• _WHAT THE EXERCISE ASKS_
Give back each entry verbatim.

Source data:
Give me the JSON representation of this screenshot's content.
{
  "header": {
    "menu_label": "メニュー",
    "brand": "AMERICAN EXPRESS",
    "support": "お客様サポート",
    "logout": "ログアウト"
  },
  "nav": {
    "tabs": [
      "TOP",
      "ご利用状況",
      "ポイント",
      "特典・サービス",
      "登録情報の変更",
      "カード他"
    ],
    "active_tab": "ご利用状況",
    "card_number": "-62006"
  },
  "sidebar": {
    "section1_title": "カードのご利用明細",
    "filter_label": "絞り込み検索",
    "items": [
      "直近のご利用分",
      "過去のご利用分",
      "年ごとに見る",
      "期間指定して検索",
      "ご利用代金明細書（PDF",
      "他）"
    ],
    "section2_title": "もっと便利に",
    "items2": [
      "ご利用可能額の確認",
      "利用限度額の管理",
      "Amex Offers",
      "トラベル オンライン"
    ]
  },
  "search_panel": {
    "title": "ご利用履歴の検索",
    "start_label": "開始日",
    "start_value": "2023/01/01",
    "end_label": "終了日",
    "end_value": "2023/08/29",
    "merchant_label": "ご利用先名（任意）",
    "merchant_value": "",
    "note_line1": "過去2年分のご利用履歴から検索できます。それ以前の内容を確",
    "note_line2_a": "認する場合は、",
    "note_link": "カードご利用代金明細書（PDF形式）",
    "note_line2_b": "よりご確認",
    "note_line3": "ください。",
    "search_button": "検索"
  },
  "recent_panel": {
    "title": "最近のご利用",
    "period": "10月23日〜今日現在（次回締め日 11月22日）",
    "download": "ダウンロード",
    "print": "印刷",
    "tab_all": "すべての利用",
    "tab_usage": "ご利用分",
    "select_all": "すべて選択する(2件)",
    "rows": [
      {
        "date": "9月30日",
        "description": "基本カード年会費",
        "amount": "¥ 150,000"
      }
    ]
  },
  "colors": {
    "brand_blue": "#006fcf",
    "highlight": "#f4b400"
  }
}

• _ANSWER TO THIS PROBLEM_
Give me the JSON representation of this screenshot's content.
{
  "header": {
    "menu_label": "メニュー",
    "brand": "AMERICAN EXPRESS",
    "support": "お客様サポート",
    "logout": "ログアウト"
  },
  "nav": {
    "tabs": [
      "TOP",
      "ご利用状況",
      "ポイント",
      "特典・サービス",
      "登録情報の変更",
      "カード他"
    ],
    "active_tab": "ご利用状況",
    "card_number": "-62006"
  },
  "sidebar": {
    "section1_title": "カードのご利用明細",
    "filter_label": "絞り込み検索",
    "items": [
      "直近のご利用分",
      "過去のご利用分",
      "年ごとに見る",
      "期間指定して検索",
      "ご利用代金明細書（PDF",
      "他）"
    ],
    "section2_title": "もっと便利に",
    "items2": [
      "ご利用可能額の確認",
      "利用限度額の管理",
      "Amex Offers",
      "トラベル オンライン"
    ]
  },
  "search_panel": {
    "title": "ご利用履歴の検索",
    "start_label": "開始日",
    "start_value": "2023/01/01",
    "end_label": "終了日",
    "end_value": "2023/08/29",
    "merchant_label": "ご利用先名（任意）",
    "merchant_value": "",
    "note_line1": "過去2年分のご利用履歴から検索できます。それ以前の内容を確",
    "note_line2_a": "認する場合は、",
    "note_link": "カードご利用代金明細書（PDF形式）",
    "note_line2_b": "よりご確認",
    "note_line3": "ください。",
    "search_button": "検索"
  },
  "recent_panel": {
    "title": "最近のご利用",
    "period": "10月23日〜今日現在（次回締め日 11月22日）",
    "download": "ダウンロード",
    "print": "印刷",
    "tab_all": "すべての利用",
    "tab_usage": "ご利用分",
    "select_all": "すべて選択する(2件)",
    "rows": [
      {
        "date": "9月30日",
        "description": "基本カード年会費",
        "amount": "¥ 150,000"
      }
    ]
  },
  "colors": {
    "brand_blue": "#006fcf",
    "highlight": "#f4b400"
  }
}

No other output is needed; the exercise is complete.